Fortunately, a terrific late super at the bar of the Union Square Cafe rescued New York City’s reputation for gourmet dining for me the following day. I loved my crudo of Nantucket Bay scallops flecked with jalapeno pepper and lemon zest, and a Savoy cabbage, bacon, Granny Smith apple and robiola risotto was one of the best and most original versions of this heavenly concoction I’ve ever had (Thank goodness I was able to get it without the Balsamic vinegar reduction that would have completely muddled this delicate constellation of flavors, too, and this only because I asked for a very complete description of the dish). Oh if only Danny Meyer would open a contemporary American bistro like the Union Square Cafe or the Gramercy Park Tavern in Paris!

What puzzles me most about dining out in New York, aside from the appalling prices–Paris is so much cheaper than New York, absurdly marked up and usually very dull wine lists, deafening noise and frequently antic service (too present or invisible, with too little in between) is how and why almost all of the really dreary places I’ve eaten in in New York so far are so well rated in a bouquet of different food guides. Consider Il Buco on Bond Street, which everyone raves about.

“There’s very little French cooking left in New York–it’s all Italian these days in Manhattan,” observed bon vivant Bert Sonnenfeld during a meal that Bruno and I had with him and the ever lovely Noel Fitch Riley at this restaurant on Sunday night. We agreed that the grand French restaurants of yore that had once defined good food in Manhattan have almost all sadly vanished, and with a few exceptions–Fleur de Sel, notably among the them, the bistro scene in Manhattan is pretty much withered these days as well.
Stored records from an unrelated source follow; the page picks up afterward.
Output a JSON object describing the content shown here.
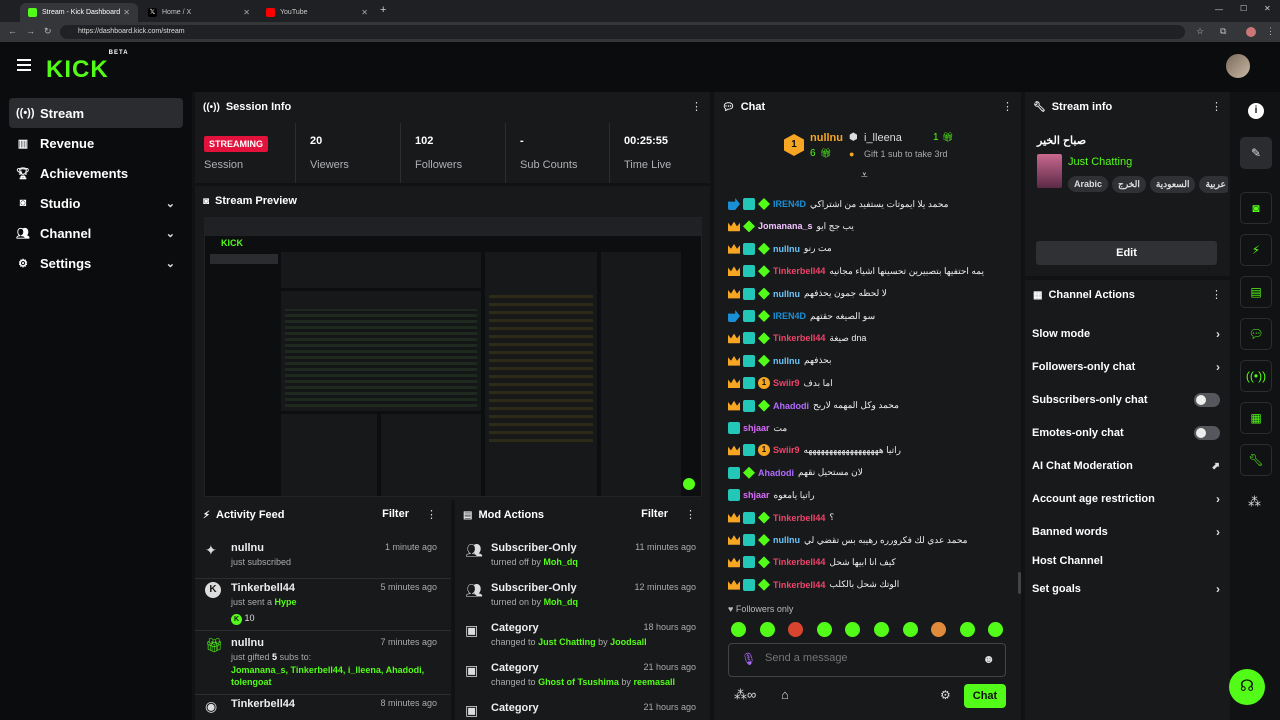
{
  "browser": {
    "tabs": [
      {
        "title": "Stream - Kick Dashboard"
      },
      {
        "title": "Home / X"
      },
      {
        "title": "YouTube"
      }
    ],
    "url": "https://dashboard.kick.com/stream"
  },
  "app": {
    "logo": "KICK",
    "logo_badge": "BETA"
  },
  "sidebar": {
    "items": [
      {
        "label": "Stream",
        "icon": "broadcast-icon"
      },
      {
        "label": "Revenue",
        "icon": "chart-icon"
      },
      {
        "label": "Achievements",
        "icon": "trophy-icon"
      },
      {
        "label": "Studio",
        "icon": "camera-icon"
      },
      {
        "label": "Channel",
        "icon": "users-icon"
      },
      {
        "label": "Settings",
        "icon": "gear-icon"
      }
    ]
  },
  "session": {
    "title": "Session Info",
    "badge": "STREAMING",
    "session_label": "Session",
    "stats": [
      {
        "value": "20",
        "label": "Viewers"
      },
      {
        "value": "102",
        "label": "Followers"
      },
      {
        "value": "-",
        "label": "Sub Counts"
      },
      {
        "value": "00:25:55",
        "label": "Time Live"
      }
    ]
  },
  "preview": {
    "title": "Stream Preview"
  },
  "activity": {
    "title": "Activity Feed",
    "filter": "Filter",
    "items": [
      {
        "name": "nullnu",
        "time": "1 minute ago",
        "text": "just subscribed"
      },
      {
        "name": "Tinkerbell44",
        "time": "5 minutes ago",
        "text": "just sent a",
        "highlight": "Hype",
        "amount": "10"
      },
      {
        "name": "nullnu",
        "time": "7 minutes ago",
        "text": "just gifted",
        "count": "5",
        "text2": "subs to:",
        "recipients": "Jomanana_s, Tinkerbell44, i_lleena, Ahadodi, tolengoat"
      },
      {
        "name": "Tinkerbell44",
        "time": "8 minutes ago"
      }
    ]
  },
  "modactions": {
    "title": "Mod Actions",
    "filter": "Filter",
    "items": [
      {
        "title": "Subscriber-Only",
        "time": "11 minutes ago",
        "text": "turned off by",
        "by": "Moh_dq"
      },
      {
        "title": "Subscriber-Only",
        "time": "12 minutes ago",
        "text": "turned on by",
        "by": "Moh_dq"
      },
      {
        "title": "Category",
        "time": "18 hours ago",
        "text": "changed to",
        "target": "Just Chatting",
        "by_text": "by",
        "by": "Joodsall"
      },
      {
        "title": "Category",
        "time": "21 hours ago",
        "text": "changed to",
        "target": "Ghost of Tsushima",
        "by_text": "by",
        "by": "reemasall"
      },
      {
        "title": "Category",
        "time": "21 hours ago"
      }
    ]
  },
  "chat": {
    "title": "Chat",
    "top_gifter": {
      "name": "nullnu",
      "count": "6",
      "rank": "1"
    },
    "second": {
      "name": "i_lleena",
      "count": "1"
    },
    "gift_prompt": "Gift 1 sub to take 3rd",
    "messages": [
      {
        "user": "IREN4D",
        "color": "#1b8fd6",
        "badges": [
          "sub",
          "teal",
          "diamond"
        ],
        "text": "محمد يلا ايموتات يستفيد من اشتراكي"
      },
      {
        "user": "Jomanana_s",
        "color": "#f2c4ff",
        "badges": [
          "crown",
          "diamond"
        ],
        "text": "يب جج ايو"
      },
      {
        "user": "nullnu",
        "color": "#67c6ff",
        "badges": [
          "crown",
          "teal",
          "diamond"
        ],
        "text": "مت رنو"
      },
      {
        "user": "Tinkerbell44",
        "color": "#f0436a",
        "badges": [
          "crown",
          "teal",
          "diamond"
        ],
        "text": "يمه احتفيها بتصبيرين تحسينها اشياء مجانيه"
      },
      {
        "user": "nullnu",
        "color": "#67c6ff",
        "badges": [
          "crown",
          "teal",
          "diamond"
        ],
        "text": "لا لحظه جمون يحذفهم"
      },
      {
        "user": "IREN4D",
        "color": "#1b8fd6",
        "badges": [
          "sub",
          "teal",
          "diamond"
        ],
        "text": "سو الصيغه حقتهم"
      },
      {
        "user": "Tinkerbell44",
        "color": "#f0436a",
        "badges": [
          "crown",
          "teal",
          "diamond"
        ],
        "text": "صيغة dna"
      },
      {
        "user": "nullnu",
        "color": "#67c6ff",
        "badges": [
          "crown",
          "teal",
          "diamond"
        ],
        "text": "بحذفهم"
      },
      {
        "user": "Swiir9",
        "color": "#f0436a",
        "badges": [
          "crown",
          "teal",
          "one"
        ],
        "text": "اما بدف"
      },
      {
        "user": "Ahadodi",
        "color": "#b06cff",
        "badges": [
          "crown",
          "teal",
          "diamond"
        ],
        "text": "محمد وكل المهمه لاربح"
      },
      {
        "user": "shjaar",
        "color": "#d96cff",
        "badges": [
          "teal"
        ],
        "text": "مت"
      },
      {
        "user": "Swiir9",
        "color": "#f0436a",
        "badges": [
          "crown",
          "teal",
          "one"
        ],
        "text": "راتيا ههههههههههههههههههه"
      },
      {
        "user": "Ahadodi",
        "color": "#b06cff",
        "badges": [
          "teal",
          "diamond"
        ],
        "text": "لان مستحيل نقهم"
      },
      {
        "user": "shjaar",
        "color": "#d96cff",
        "badges": [
          "teal"
        ],
        "text": "راتيا يامعوه"
      },
      {
        "user": "Tinkerbell44",
        "color": "#f0436a",
        "badges": [
          "crown",
          "teal",
          "diamond"
        ],
        "text": "؟"
      },
      {
        "user": "nullnu",
        "color": "#67c6ff",
        "badges": [
          "crown",
          "teal",
          "diamond"
        ],
        "text": "محمد عدي لك فكرورره رهيبه بس تقضي لي"
      },
      {
        "user": "Tinkerbell44",
        "color": "#f0436a",
        "badges": [
          "crown",
          "teal",
          "diamond"
        ],
        "text": "كيف انا ابيها شحل"
      },
      {
        "user": "Tinkerbell44",
        "color": "#f0436a",
        "badges": [
          "crown",
          "teal",
          "diamond"
        ],
        "text": "الوتك شحل بالكلب"
      }
    ],
    "followers_only": "Followers only",
    "input_placeholder": "Send a message",
    "send_label": "Chat"
  },
  "streaminfo": {
    "title": "Stream info",
    "stream_title": "صباح الخير",
    "category": "Just Chatting",
    "tags": [
      "Arabic",
      "الخرج",
      "السعودية",
      "عربية"
    ],
    "edit_label": "Edit"
  },
  "channelactions": {
    "title": "Channel Actions",
    "items": [
      {
        "label": "Slow mode",
        "control": "chevron"
      },
      {
        "label": "Followers-only chat",
        "control": "chevron"
      },
      {
        "label": "Subscribers-only chat",
        "control": "toggle"
      },
      {
        "label": "Emotes-only chat",
        "control": "toggle"
      },
      {
        "label": "AI Chat Moderation",
        "control": "external"
      },
      {
        "label": "Account age restriction",
        "control": "chevron"
      },
      {
        "label": "Banned words",
        "control": "chevron"
      },
      {
        "label": "Host Channel",
        "control": "none"
      },
      {
        "label": "Set goals",
        "control": "chevron"
      }
    ]
  },
  "colors": {
    "accent": "#53fc18",
    "streaming": "#e2123d",
    "panel": "#18191b",
    "background": "#0b0c0d"
  }
}
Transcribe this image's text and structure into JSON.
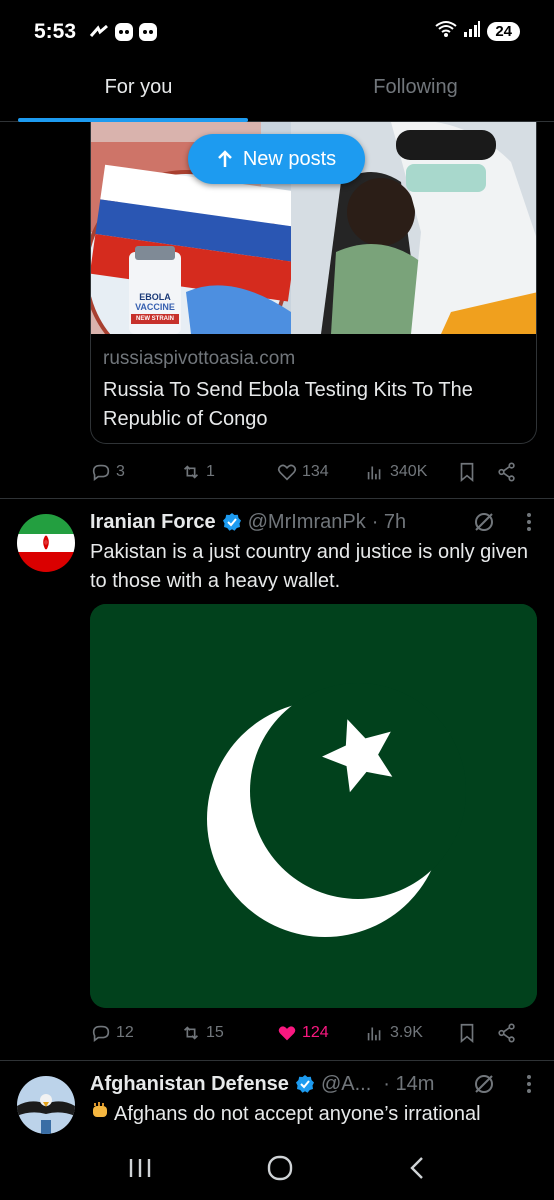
{
  "status_bar": {
    "time": "5:53",
    "battery": "24"
  },
  "tabs": [
    {
      "label": "For you",
      "active": true
    },
    {
      "label": "Following",
      "active": false
    }
  ],
  "new_posts": {
    "label": "New posts"
  },
  "link_card": {
    "image_text_1": "EBOLA",
    "image_text_2": "VACCINE",
    "image_text_3": "NEW STRAIN",
    "domain": "russiaspivottoasia.com",
    "title": "Russia To Send Ebola Testing Kits To The Republic of Congo"
  },
  "post1_actions": {
    "replies": "3",
    "reposts": "1",
    "likes": "134",
    "views": "340K"
  },
  "post2": {
    "name": "Iranian Force",
    "handle": "@MrImranPk",
    "time": "· 7h",
    "text": "Pakistan is a just country and justice is only given to those with a heavy wallet.",
    "actions": {
      "replies": "12",
      "reposts": "15",
      "likes": "124",
      "views": "3.9K"
    }
  },
  "post3": {
    "name": "Afghanistan Defense",
    "handle": "@A...",
    "time": "· 14m",
    "text": "Afghans do not accept anyone’s irrational"
  },
  "colors": {
    "accent": "#1d9bf0",
    "like": "#f91880",
    "background": "#000000",
    "muted": "#71767b"
  }
}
Instead, France has been profoundly shunted off the scene by Italy, and with very mixed results. If the Tuscan country style decor at Il Buco is charming and wonderfully cosy for winter dining, and our starters were pretty good–a lovely kale salad sprinkled with Pecorino cheese, codfish balls with a bland salsa, sausage with resina beans, bruschetta and quince mustard, and empanadas (ordered out of curiosity), the lasagna touted by the waiter was ordinary, as was a wild-mushroom risotto. Ignoring the good looks of the dining room, I’d give this place a 70/100 and a scolding for being so egregiously over-priced.

As we head into 2009, it’s obvious that the New York City restaurant scene is going to take a beating, and I think that convivial, good-value places serving great quality comfort food are going to star in the New Year. Two wonderful examples? Pio Pio, the terrific chain of Peruvian restaurants that have taken the city by storm and which do one of the most delicious roasted marinated chickens I’ve had in a very longtime, and Frankies Spuntino 17. a superb Italian place on Clinton Street on the Lower East Side (N.B. There’s a branch in Brooklyn, too).

Lunch with Kato and Charles from LA, and Bruno, was one of the happiest and most delicious meals I’ve had in the last few weeks. Kato and Bruno raved about the lentil soup, while Charles and I went with the fennel, celery bulb, red onion, and flat parsley salad in lemon and olive-oil vinaigrette, a truly sublime salad. Next, Charles and I, the meat dudes, loved our Faicco’s Italian sausage (out of the skin) in a saute of red peppers on polenta (more grits than real Italian polenta, but this is just a quibble over the difference between the U.S. breakfast cereal texture and the coarser version found in Italy), while Bruno had a surprisingly good baby watercress salad with pear and gorgonzola and Kato was happy with a pretty little plate of broccoli rabe. All four of us loved a killer trio of American farmhouse cheeses from the Saxelby Cheesemonger’s in the Essex Street market (the best Yankee dairy I’ve eaten in recent memory), and my single espresso rivaled anything I’ve sipped recently in Trieste.

Frankies Spuntino 17, 17 Clinton Street, New York, NY 10002, Tel. 212-253-2303.  www.frankiesspuntino.com

Pio-Pio, 702 Amsterdam Avenue, New York, NY 10025, Tel. 212-665-3000. www.piopionyc.com (plus six other branches in the N.Y. metropolitan area)

Happy Holidays to one and all, and I look forward to sharing more great eating with you in 2009.

  • Charlotte Wilkes

    Alec,

    Hope you’re having fun in NY, and thanks for the tip about Frankies Spuntino 17. We went today and it was superb.

    Love your Paris book, too.

    Charlotte